■ WHAT THE TASK ASKS:
Every line of the records below that has the word "heading" should be copied.

■ LISTED RECORDS:
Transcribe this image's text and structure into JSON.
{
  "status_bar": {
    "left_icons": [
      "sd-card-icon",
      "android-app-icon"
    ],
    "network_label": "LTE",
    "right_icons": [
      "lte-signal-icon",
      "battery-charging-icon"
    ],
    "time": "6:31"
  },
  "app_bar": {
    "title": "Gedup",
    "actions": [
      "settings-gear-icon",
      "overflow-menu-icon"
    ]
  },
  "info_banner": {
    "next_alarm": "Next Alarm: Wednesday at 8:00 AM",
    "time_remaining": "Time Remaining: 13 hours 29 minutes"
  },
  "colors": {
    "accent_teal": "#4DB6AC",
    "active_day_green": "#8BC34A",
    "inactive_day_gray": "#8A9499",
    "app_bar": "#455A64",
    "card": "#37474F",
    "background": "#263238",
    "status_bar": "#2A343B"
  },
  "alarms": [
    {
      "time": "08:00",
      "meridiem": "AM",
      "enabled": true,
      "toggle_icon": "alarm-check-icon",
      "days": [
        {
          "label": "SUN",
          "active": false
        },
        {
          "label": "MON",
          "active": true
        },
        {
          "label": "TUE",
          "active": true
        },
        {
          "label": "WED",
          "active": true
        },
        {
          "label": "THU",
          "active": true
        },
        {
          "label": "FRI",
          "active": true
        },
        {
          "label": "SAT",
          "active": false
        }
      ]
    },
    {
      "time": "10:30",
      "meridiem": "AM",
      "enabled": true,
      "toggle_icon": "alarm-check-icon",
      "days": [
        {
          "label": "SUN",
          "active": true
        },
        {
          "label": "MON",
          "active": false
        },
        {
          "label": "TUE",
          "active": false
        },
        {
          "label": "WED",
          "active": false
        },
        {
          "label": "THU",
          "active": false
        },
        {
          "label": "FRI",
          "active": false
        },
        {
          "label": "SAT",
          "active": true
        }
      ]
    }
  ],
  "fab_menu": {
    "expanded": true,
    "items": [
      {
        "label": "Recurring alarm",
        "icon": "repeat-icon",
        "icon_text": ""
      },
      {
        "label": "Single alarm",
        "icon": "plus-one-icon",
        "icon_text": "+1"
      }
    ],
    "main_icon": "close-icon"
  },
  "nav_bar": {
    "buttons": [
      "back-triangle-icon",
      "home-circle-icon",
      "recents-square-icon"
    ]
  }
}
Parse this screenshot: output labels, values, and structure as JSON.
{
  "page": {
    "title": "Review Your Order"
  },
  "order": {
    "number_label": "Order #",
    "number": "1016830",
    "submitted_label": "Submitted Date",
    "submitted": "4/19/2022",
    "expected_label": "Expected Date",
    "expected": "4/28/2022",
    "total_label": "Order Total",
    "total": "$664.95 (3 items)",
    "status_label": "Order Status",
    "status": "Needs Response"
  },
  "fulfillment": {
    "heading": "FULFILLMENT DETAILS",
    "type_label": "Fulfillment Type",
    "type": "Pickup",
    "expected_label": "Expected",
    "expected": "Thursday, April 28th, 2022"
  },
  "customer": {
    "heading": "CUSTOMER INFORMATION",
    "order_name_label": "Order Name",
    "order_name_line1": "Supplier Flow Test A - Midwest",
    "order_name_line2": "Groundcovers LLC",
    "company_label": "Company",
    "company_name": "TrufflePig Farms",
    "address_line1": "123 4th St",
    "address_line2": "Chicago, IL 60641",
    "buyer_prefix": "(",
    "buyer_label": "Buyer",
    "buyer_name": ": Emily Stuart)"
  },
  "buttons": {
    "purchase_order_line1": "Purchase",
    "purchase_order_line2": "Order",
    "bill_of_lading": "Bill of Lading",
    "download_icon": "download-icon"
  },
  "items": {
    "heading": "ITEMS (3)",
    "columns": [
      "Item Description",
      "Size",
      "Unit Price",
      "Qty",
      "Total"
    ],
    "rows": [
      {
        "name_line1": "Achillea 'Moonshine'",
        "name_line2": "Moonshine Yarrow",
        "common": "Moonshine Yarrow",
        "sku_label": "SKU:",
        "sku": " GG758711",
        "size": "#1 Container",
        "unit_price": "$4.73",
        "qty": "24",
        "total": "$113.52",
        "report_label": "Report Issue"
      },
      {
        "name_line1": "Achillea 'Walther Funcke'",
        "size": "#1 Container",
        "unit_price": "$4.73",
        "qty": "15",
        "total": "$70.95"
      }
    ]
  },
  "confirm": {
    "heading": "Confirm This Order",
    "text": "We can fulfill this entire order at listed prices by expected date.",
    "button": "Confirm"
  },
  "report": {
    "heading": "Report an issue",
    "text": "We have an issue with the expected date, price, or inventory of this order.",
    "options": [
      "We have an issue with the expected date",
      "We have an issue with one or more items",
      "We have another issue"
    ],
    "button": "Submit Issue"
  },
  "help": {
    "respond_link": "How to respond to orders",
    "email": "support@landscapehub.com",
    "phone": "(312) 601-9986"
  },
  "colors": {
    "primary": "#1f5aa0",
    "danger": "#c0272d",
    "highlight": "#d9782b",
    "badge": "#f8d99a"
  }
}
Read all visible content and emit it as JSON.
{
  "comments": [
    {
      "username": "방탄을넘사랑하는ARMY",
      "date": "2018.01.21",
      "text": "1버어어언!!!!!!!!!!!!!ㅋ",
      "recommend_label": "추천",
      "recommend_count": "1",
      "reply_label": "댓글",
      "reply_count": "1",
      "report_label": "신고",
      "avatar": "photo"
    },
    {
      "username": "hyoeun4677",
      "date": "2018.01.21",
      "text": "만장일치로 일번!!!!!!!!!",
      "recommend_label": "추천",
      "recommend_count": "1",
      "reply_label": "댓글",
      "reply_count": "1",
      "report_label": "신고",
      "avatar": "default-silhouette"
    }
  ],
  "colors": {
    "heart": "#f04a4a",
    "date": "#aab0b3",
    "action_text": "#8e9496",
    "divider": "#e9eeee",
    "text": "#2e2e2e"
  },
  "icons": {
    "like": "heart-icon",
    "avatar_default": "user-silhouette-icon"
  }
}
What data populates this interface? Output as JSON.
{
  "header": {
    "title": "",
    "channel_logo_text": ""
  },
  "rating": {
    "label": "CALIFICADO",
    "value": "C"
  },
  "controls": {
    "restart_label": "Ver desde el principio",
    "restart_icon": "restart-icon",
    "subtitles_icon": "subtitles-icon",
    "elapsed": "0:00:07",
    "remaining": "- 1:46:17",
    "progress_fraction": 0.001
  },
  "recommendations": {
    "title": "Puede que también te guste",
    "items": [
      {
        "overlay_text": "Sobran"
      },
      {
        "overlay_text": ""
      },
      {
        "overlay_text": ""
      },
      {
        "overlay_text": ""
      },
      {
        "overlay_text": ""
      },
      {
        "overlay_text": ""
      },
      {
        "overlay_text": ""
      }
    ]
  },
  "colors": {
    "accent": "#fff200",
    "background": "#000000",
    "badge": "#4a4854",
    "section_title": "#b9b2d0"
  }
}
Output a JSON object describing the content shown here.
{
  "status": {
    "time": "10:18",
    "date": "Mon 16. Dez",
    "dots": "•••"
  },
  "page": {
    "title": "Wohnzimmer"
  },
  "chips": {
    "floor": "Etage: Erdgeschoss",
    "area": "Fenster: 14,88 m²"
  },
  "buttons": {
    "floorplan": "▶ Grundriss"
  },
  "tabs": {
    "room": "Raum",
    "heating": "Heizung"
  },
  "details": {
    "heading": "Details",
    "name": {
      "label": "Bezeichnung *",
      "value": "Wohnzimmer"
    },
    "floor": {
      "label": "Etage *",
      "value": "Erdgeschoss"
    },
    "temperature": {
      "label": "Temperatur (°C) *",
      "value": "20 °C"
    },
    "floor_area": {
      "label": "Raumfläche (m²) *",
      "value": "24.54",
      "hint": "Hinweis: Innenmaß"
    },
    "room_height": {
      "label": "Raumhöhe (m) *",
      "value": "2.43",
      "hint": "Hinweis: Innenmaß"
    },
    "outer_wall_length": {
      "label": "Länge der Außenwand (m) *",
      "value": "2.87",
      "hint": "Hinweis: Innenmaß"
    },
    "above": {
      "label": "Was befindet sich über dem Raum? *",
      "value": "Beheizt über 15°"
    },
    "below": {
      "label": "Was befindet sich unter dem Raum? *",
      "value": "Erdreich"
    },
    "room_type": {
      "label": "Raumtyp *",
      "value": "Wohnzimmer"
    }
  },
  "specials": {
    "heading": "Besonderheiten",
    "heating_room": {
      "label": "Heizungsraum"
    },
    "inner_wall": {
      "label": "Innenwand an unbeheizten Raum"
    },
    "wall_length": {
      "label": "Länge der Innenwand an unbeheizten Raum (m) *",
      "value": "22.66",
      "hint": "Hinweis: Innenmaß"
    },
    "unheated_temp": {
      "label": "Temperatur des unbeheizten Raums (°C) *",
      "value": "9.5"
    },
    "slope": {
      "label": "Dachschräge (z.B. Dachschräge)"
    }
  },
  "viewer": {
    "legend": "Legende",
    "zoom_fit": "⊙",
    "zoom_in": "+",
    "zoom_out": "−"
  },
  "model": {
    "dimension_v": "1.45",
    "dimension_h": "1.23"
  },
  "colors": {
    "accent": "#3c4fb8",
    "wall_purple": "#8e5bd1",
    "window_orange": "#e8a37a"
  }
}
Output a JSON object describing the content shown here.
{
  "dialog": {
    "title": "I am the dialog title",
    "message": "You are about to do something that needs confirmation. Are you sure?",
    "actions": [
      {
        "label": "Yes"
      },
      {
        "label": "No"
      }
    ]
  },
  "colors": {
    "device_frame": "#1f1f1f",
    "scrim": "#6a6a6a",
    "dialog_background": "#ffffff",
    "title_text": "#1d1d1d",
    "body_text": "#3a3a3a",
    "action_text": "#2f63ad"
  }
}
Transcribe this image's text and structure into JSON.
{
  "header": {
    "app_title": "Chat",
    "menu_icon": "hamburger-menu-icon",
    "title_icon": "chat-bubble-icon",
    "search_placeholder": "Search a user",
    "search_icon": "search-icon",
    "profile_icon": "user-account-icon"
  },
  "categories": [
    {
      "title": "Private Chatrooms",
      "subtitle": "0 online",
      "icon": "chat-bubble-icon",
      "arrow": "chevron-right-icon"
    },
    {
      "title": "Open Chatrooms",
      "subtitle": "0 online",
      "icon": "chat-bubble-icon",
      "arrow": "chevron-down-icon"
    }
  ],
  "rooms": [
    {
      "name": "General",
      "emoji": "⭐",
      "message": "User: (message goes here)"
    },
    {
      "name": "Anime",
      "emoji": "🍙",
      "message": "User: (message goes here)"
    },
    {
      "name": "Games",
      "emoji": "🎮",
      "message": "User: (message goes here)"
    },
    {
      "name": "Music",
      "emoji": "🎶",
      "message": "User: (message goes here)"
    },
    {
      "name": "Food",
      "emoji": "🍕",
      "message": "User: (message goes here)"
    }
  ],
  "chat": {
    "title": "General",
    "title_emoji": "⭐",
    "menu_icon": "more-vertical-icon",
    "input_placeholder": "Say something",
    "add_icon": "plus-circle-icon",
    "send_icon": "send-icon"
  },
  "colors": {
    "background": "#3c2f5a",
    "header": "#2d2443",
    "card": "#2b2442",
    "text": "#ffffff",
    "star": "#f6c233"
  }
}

■ SOLVED PROBLEM:
    "heading": "FULFILLMENT DETAILS",
    "heading": "CUSTOMER INFORMATION",
    "heading": "ITEMS (3)",
    "heading": "Confirm This Order",
    "heading": "Report an issue",
    "heading": "Details",
    "heading": "Besonderheiten",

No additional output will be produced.